Including: why Maggie Thatcher was right to get rid of the trade unions, and maybe less right about the banking sector deregulation; and nature’s solution to overpopulation.

Good morning

The headlines:

  1. Margaret Thatcher.

    Link: how to deal with trade unions.

    I think it’s often quite difficult to attribute economic success to a specific economic policy or set of policies. Sometimes, the outcome is simply fortuitous. And usually, the strength of the causal link is determined by the relative fame of the person making it.

    Nevertheless, where Maggie was concerned, you can make some factual assertions about her approach to trade unions (she took away their power). You can also make factual assertions about unemployment during her time as prime minister (the highest levels of record) and the number of people employed today (higher than ever). Her fans attribute this turnaround to her liberalisation of the labour market. Her critics accuse her of causing the current crisis by liberalising the banking sector.

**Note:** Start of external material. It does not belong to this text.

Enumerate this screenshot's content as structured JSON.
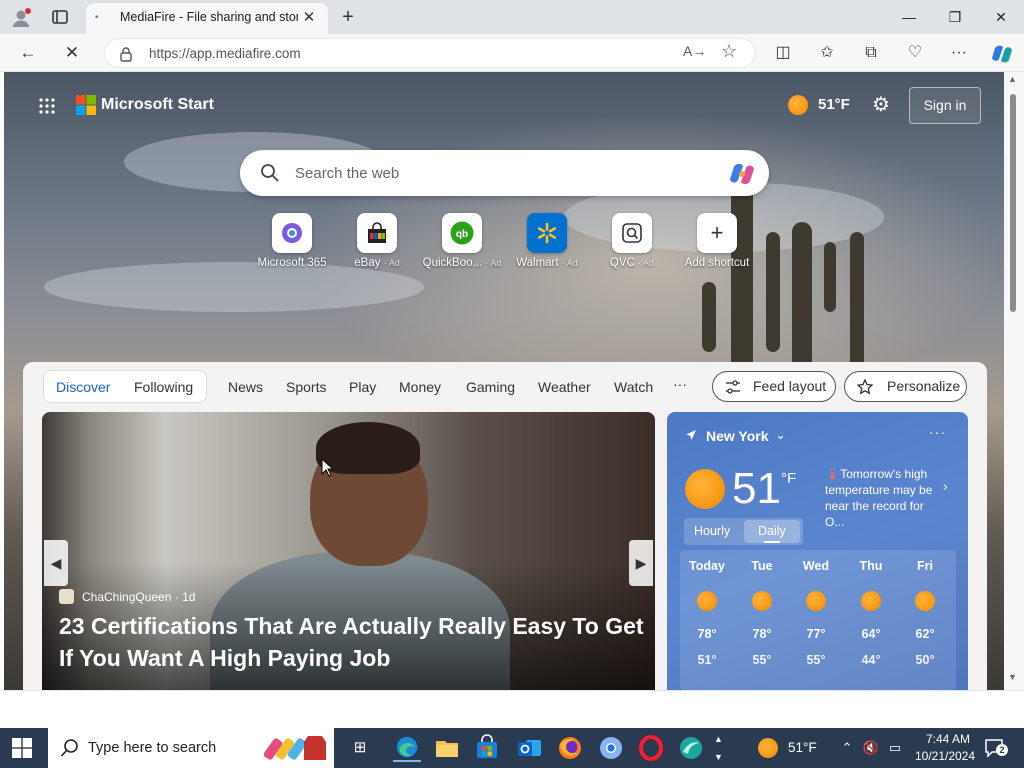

    I’m guessing that John Major and Tony Blair would like to take the credit for the labour turnaround in their obituaries – only they never really reversed what Mrs Thatcher had put in place.

    And because I get to make the causal link here today, rightly or wrongly, I think she was bang on the money where the unions were concerned. While I agree that there is a need to protect workers’ rights against the Capitalist Man, there is also a need to limit workers’ rights from making the company unsustainable*.

    An protectionist trade union driven solely by greed for power and higher wages and power is just as dangerous and radical an economic force as a capitalist sector driven solely by greed for competitive power and profit. They are flipsides of the same economic stakeholder coin.

    Which, I guess, also makes me a critic of liberalisation taken too far…

    Either way – may she rest in peace.

    (For a fuller obituary, read here).

    *An example: the mining strikes in South Africa eventually led to union workers getting their wage demands; but then subsequently, the mines began the process of arranging mass firings in order to maintain their profitability.¬†This is not the best outcome…

  2. Bird Flu.

    Link: the trouble with nature.

    China is well-panicked by the outbreak of a new strain of bird flu (H7N9). And there is a somewhat wide-spread slaughter of poultry just in case.

    I guess it’s not really surprising that these potential epidemics regularly seem to have a Chinese origin. 19% of the world’s population living in 6% of the land space – that’s some close proximity.

    But it does suggest that nature has its own way of dealing with troublesome humans.

That’s all for now.

Have a good day.